ACTIVITY: The answer is the set of lines that include "друзей", copied from the data below.
[PROVIDED MATERIAL — start]
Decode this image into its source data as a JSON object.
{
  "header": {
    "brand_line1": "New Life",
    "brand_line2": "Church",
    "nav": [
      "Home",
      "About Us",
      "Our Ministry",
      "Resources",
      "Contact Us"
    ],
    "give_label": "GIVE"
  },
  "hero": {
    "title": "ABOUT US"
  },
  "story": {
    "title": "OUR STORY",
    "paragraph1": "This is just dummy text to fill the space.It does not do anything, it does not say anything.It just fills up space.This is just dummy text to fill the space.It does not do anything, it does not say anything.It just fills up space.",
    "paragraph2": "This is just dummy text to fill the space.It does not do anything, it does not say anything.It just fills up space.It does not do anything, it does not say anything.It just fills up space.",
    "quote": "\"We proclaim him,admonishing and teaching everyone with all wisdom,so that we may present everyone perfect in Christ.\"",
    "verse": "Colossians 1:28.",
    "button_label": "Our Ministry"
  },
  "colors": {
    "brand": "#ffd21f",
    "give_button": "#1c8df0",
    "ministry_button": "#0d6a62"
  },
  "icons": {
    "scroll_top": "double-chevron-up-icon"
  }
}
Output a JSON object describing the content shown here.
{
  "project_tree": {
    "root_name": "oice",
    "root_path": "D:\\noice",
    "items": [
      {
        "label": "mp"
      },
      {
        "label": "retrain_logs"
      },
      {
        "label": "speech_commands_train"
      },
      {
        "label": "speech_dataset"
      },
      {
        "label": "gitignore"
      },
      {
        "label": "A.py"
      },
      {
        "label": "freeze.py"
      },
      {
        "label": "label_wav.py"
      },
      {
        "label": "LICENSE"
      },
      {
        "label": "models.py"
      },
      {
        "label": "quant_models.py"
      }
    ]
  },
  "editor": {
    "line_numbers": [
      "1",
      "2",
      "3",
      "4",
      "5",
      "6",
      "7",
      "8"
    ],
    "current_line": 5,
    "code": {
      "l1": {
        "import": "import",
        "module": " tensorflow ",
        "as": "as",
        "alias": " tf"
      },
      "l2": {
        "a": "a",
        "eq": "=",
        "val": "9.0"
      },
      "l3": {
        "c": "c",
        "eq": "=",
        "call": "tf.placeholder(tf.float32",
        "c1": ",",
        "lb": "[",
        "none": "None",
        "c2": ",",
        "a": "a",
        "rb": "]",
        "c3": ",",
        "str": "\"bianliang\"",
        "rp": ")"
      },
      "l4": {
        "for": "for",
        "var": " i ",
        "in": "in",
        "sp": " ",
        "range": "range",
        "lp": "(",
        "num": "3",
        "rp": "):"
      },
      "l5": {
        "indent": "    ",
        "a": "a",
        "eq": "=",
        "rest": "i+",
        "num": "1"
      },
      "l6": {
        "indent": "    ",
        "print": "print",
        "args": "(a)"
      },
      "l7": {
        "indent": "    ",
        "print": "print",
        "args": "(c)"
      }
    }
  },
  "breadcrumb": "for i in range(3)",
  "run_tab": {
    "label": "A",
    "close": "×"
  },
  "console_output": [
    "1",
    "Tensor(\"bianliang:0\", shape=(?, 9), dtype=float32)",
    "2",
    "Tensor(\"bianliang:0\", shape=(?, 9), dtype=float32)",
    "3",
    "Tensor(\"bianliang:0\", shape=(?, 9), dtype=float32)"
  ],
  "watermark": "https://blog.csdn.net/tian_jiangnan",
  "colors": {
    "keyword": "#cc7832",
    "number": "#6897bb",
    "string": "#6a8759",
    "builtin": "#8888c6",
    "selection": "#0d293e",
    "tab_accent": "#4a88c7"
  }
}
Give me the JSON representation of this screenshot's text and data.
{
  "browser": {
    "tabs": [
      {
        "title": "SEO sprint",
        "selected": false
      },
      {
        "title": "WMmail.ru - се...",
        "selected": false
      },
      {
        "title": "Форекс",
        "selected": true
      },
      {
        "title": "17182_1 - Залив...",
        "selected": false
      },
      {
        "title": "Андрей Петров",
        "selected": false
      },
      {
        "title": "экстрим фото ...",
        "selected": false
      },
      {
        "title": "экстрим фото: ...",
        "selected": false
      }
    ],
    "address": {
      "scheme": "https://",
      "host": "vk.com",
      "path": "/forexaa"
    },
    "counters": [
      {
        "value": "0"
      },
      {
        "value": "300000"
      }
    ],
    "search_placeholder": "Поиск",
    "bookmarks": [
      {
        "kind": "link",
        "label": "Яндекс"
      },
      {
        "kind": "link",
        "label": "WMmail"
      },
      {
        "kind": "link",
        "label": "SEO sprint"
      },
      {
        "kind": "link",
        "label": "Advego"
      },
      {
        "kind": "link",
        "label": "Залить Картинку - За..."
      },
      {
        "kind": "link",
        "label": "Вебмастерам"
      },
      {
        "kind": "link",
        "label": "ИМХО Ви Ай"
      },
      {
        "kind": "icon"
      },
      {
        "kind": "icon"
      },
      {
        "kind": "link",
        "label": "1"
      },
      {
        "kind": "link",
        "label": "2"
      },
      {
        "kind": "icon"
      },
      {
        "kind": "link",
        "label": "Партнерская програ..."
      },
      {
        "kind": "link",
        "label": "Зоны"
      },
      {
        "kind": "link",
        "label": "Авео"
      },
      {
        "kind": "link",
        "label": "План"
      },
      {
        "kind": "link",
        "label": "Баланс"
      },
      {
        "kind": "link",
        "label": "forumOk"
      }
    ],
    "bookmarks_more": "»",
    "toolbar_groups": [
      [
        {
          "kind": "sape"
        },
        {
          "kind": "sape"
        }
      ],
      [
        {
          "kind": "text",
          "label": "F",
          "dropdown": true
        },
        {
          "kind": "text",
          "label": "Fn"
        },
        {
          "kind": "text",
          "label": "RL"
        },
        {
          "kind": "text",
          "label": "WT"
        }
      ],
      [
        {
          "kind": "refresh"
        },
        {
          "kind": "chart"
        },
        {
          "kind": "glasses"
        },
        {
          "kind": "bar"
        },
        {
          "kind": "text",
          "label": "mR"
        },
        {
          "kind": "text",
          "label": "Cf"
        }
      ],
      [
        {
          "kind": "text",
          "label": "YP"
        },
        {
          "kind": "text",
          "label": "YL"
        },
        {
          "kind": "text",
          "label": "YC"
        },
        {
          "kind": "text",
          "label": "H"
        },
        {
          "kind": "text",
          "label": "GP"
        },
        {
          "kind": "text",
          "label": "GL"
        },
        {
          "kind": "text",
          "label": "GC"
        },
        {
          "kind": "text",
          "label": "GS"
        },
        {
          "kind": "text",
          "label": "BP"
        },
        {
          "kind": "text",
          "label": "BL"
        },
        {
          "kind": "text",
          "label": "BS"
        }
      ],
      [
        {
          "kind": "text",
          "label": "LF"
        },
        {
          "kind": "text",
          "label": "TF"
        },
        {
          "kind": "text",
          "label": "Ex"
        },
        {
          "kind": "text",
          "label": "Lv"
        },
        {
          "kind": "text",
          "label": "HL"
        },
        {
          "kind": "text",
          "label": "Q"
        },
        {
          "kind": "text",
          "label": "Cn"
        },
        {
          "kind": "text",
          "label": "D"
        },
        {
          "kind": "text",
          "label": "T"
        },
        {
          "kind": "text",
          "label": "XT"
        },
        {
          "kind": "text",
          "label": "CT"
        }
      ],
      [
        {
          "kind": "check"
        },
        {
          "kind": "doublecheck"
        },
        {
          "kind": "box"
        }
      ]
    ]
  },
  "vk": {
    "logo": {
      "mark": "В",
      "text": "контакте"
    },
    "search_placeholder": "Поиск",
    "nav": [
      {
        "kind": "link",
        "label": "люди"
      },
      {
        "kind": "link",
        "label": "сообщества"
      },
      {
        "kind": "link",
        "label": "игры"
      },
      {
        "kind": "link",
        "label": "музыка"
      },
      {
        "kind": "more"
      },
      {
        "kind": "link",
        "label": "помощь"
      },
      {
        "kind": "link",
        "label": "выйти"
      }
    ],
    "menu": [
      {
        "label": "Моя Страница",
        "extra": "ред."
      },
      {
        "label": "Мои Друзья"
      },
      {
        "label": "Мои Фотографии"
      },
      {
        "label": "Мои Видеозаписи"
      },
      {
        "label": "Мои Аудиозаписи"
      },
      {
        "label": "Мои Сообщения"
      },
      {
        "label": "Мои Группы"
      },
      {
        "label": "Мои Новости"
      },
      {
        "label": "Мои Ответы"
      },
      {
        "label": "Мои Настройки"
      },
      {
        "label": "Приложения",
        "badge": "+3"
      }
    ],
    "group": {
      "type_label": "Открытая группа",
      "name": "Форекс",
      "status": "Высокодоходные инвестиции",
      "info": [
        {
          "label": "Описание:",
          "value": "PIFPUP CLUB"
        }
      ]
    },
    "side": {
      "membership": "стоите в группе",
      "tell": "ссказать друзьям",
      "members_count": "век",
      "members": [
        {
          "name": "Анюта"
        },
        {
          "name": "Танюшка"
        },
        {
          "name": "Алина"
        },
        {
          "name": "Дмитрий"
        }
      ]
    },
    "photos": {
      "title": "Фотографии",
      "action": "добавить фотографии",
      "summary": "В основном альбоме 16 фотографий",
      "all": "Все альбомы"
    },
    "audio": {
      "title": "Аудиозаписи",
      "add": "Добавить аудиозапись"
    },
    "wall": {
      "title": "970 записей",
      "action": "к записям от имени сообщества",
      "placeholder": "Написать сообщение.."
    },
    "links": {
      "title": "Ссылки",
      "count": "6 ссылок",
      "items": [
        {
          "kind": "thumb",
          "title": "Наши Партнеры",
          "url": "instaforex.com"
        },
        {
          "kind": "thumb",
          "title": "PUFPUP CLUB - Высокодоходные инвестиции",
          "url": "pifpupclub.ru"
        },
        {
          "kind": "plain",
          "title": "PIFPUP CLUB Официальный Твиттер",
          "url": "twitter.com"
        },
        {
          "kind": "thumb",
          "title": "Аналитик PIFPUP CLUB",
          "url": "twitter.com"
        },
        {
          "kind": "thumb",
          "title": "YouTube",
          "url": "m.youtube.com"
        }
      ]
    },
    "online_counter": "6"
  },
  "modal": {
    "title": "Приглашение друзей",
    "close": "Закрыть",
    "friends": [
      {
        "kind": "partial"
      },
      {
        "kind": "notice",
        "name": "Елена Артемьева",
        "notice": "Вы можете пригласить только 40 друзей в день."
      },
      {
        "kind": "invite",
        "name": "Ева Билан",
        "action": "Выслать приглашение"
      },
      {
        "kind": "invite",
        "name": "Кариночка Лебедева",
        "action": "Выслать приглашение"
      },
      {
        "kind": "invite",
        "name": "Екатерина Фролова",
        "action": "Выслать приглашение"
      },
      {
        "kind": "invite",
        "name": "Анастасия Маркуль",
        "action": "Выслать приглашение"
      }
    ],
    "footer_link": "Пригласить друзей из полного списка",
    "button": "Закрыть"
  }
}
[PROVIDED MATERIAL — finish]
OUTPUT FOR THIS TASK:
    "title": "Приглашение друзей",
        "notice": "Вы можете пригласить только 40 друзей в день."
    "footer_link": "Пригласить друзей из полного списка",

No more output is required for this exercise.